In today’s world, where environmental, social, and governance (ESG) concerns are gaining significant attention, companies are increasingly being scrutinized not only for their impact on the planet and society but also for their messaging. As a result, some organizations have adopted a strategy of “green hushing” to avoid backlash and negative publicity.
While the concept of green hushing may seem counterintuitive at first glance, it can have significant positive implications when executed properly including responsibly. In this blog post, we will explore why companies seeking to avert backlash through green hushing can ultimately contribute broadly to corporate sustainability if not repairing the planet.
Understanding Green Hushing
Green hushing refers to the practice of intentionally avoiding public disclosure of a company’s green and social initiatives, especially when there is a fear of backlash or potential negative perception, or possible legal jeopardy. We introduced the emergent phenomenon in a blog some weeks ago, Green Hushing versus Confidentiality. Companies adopting this as a strategy choose not to emphasize their ESG efforts, some even now avoid use of the acronym ESG, often to protect their brand image or to maintain a competitive advantage in the market.
There has been widespread media coverage that Target, Anheuser Busch, and Kohls have lost over a combined $28 Billion in market value in a matter of weeks in the wake of major backlashes over their Pride campaigns and products. And Delta Air Lines was sued last month in a spurious greenwashing claim that carbon offsets do not really offset. Shareholders and others in those companies and across the business landscape are now in dramatic fashion pushing companies’ leadership to stay quiet and not publicize ESG claims.
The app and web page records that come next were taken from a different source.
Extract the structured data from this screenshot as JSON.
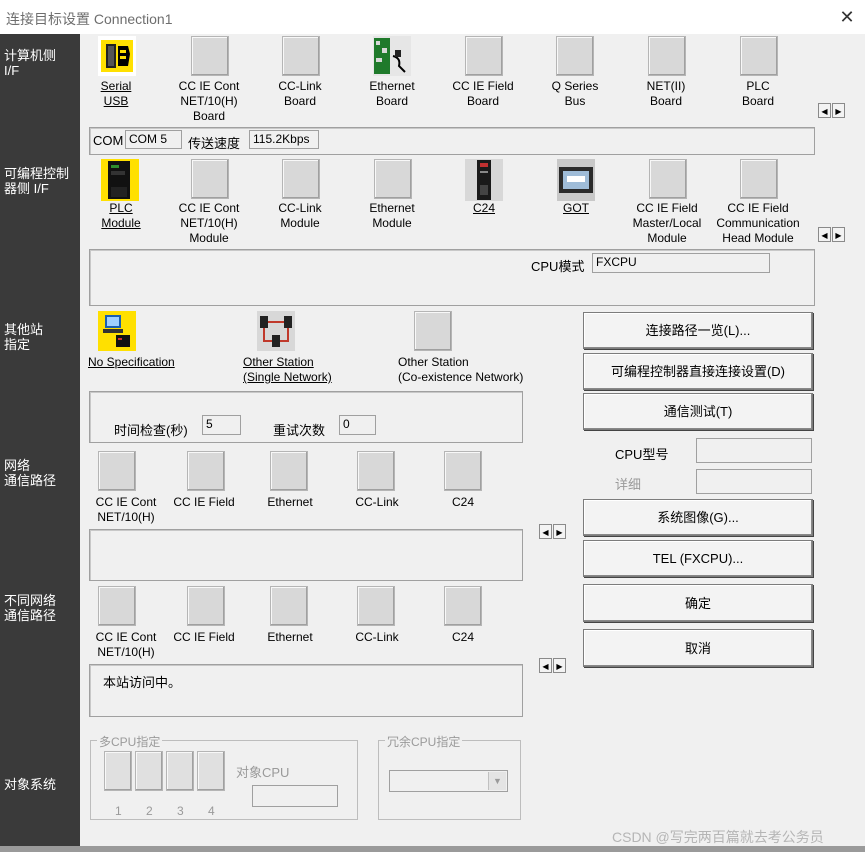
{
  "window": {
    "title": "连接目标设置 Connection1",
    "close_glyph": "✕"
  },
  "sidebar": {
    "pc_if": "计算机侧\nI/F",
    "plc_if": "可编程控制\n器侧 I/F",
    "other_station": "其他站\n指定",
    "network_route": "网络\n通信路径",
    "diff_network_route": "不同网络\n通信路径",
    "target_system": "对象系统"
  },
  "pc_side": {
    "items": [
      {
        "label": "Serial\nUSB",
        "icon": "serial-usb-icon"
      },
      {
        "label": "CC IE Cont\nNET/10(H)\nBoard",
        "icon": "blank-icon"
      },
      {
        "label": "CC-Link\nBoard",
        "icon": "blank-icon"
      },
      {
        "label": "Ethernet\nBoard",
        "icon": "ethernet-board-icon"
      },
      {
        "label": "CC IE Field\nBoard",
        "icon": "blank-icon"
      },
      {
        "label": "Q Series\nBus",
        "icon": "blank-icon"
      },
      {
        "label": "NET(II)\nBoard",
        "icon": "blank-icon"
      },
      {
        "label": "PLC\nBoard",
        "icon": "blank-icon"
      }
    ],
    "com_label": "COM",
    "com_value": "COM 5",
    "speed_label": "传送速度",
    "speed_value": "115.2Kbps"
  },
  "plc_side": {
    "items": [
      {
        "label": "PLC\nModule",
        "icon": "plc-module-icon"
      },
      {
        "label": "CC IE Cont\nNET/10(H)\nModule",
        "icon": "blank-icon"
      },
      {
        "label": "CC-Link\nModule",
        "icon": "blank-icon"
      },
      {
        "label": "Ethernet\nModule",
        "icon": "blank-icon"
      },
      {
        "label": "C24",
        "icon": "c24-icon"
      },
      {
        "label": "GOT",
        "icon": "got-icon"
      },
      {
        "label": "CC IE Field\nMaster/Local\nModule",
        "icon": "blank-icon"
      },
      {
        "label": "CC IE Field\nCommunication\nHead Module",
        "icon": "blank-icon"
      }
    ],
    "cpu_mode_label": "CPU模式",
    "cpu_mode_value": "FXCPU"
  },
  "other_station": {
    "items": [
      {
        "label": "No Specification",
        "icon": "no-specification-icon"
      },
      {
        "label": "Other Station\n(Single Network)",
        "icon": "single-network-icon"
      },
      {
        "label": "Other Station\n(Co-existence Network)",
        "icon": "blank-icon"
      }
    ],
    "time_check_label": "时间检查(秒)",
    "time_check_value": "5",
    "retry_label": "重试次数",
    "retry_value": "0"
  },
  "network_route": {
    "items": [
      {
        "label": "CC IE Cont\nNET/10(H)"
      },
      {
        "label": "CC IE Field"
      },
      {
        "label": "Ethernet"
      },
      {
        "label": "CC-Link"
      },
      {
        "label": "C24"
      }
    ]
  },
  "diff_network_route": {
    "items": [
      {
        "label": "CC IE Cont\nNET/10(H)"
      },
      {
        "label": "CC IE Field"
      },
      {
        "label": "Ethernet"
      },
      {
        "label": "CC-Link"
      },
      {
        "label": "C24"
      }
    ],
    "status_text": "本站访问中。"
  },
  "buttons": {
    "route_list": "连接路径一览(L)...",
    "direct_connect": "可编程控制器直接连接设置(D)",
    "comm_test": "通信测试(T)",
    "system_image": "系统图像(G)...",
    "tel": "TEL (FXCPU)...",
    "ok": "确定",
    "cancel": "取消"
  },
  "cpu_info": {
    "model_label": "CPU型号",
    "detail_label": "详细",
    "model_value": "",
    "detail_value": ""
  },
  "multi_cpu": {
    "title": "多CPU指定",
    "target_label": "对象CPU",
    "slots": [
      "1",
      "2",
      "3",
      "4"
    ]
  },
  "redundant_cpu": {
    "title": "冗余CPU指定"
  },
  "watermark": "CSDN @写完两百篇就去考公务员"
}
We know that public companies’ mentions of ESG including green and social initiatives during earnings calls have dropped off significantly this year as they try to avoid controversy. And we know anecdotally that U.S. listed companies have during this last quarter asked that ESG results and scores posted on their websites, be scaled back if not eliminated; however, we see no corresponding effort to scale back the underlying ESG initiatives themselves.
Positive Aspects of Green Hushing
1. Encouraging genuine change: By staying quiet about their green and social initiatives, companies can shift their focus from public perception to actual implementation of policies from LGBTQIA+ to anti-slavery. Instead of merely signaling their commitment to sustainability, organizations can allocate their resources toward making meaningful changes within their operations, supply chains, and products.
2. Eliminating “greenwashing”: Greenwashing, the act of misleadingly portraying a company as environmentally friendly without substantial actions to support such claims, is a growing concern in the corporate world. By practicing green hushing, companies can avoid falling into the trap of empty promises, perceived or real, and instead channel their efforts into substantive sustainable practices. This approach promotes authenticity and prevents reputational damage caused by allegations of greenwashing.
3. Mitigating public skepticism: Public perception can be fickle, and some stakeholders may view corporate sustainability efforts with skepticism, especially if they perceive them as mere marketing tactics. By avoiding excessive disclosure, companies can work towards building a solid foundation of sustainable practices without facing immediate scrutiny. Over time, the results of their actions can help to foster trust and credibility among stakeholders.
4. Fostering competition and innovation: Green hushing can also create an environment that encourages healthy competition among companies. When organizations keep their sustainability efforts private, their competitors may be compelled to step up their game and adopt sustainable practices of their own. This dynamic can lead to a positive ripple effect, pushing industries towards more innovation and overall sustainability.
5. Strategic advantage: Green hushing can also provide companies with a competitive edge in the marketplace. By keeping their sustainability practices discreet, organizations can maintain unique selling points or differentiators that set them apart from their competitors. When implemented thoughtfully, green hushing can allow companies to leverage their sustainable initiatives strategically, enabling them to gain market share and attract environmentally conscious customers.
Again, it is important to note we see no signs that companies are pulling back from environmental social governance initiatives themselves, but rather businesses are making major shifts choosing to stay quiet and not publicize their claims and successes.
While transparency and accountability remain crucial elements of ESG, green hushing is a strategic approach for those companies seeking to mitigate risk by averting backlash, from extreme voices as well as concern of claims of greenwashing, and enhancing their long term sustainability efforts in our current hyperpolitical world.
By focusing on genuine change to repair the planet, avoiding greenwashing, mitigating public skepticism, fostering innovation, and gaining a strategic advantage, companies can effectively navigate the complex landscape of sustainability ensuring their actions speak louder than words at a time when the assumption that business and politics can and even should be separate is no longer realistic. Today we are seeing a dramatic shift in tactics as increasing numbers of organizations seek to find the balance between green hushing and appropriate transparency, ensuring that their commitment to sustainability is ultimately communicated authentically and responsibly. Some business matters are best and properly kept quiet.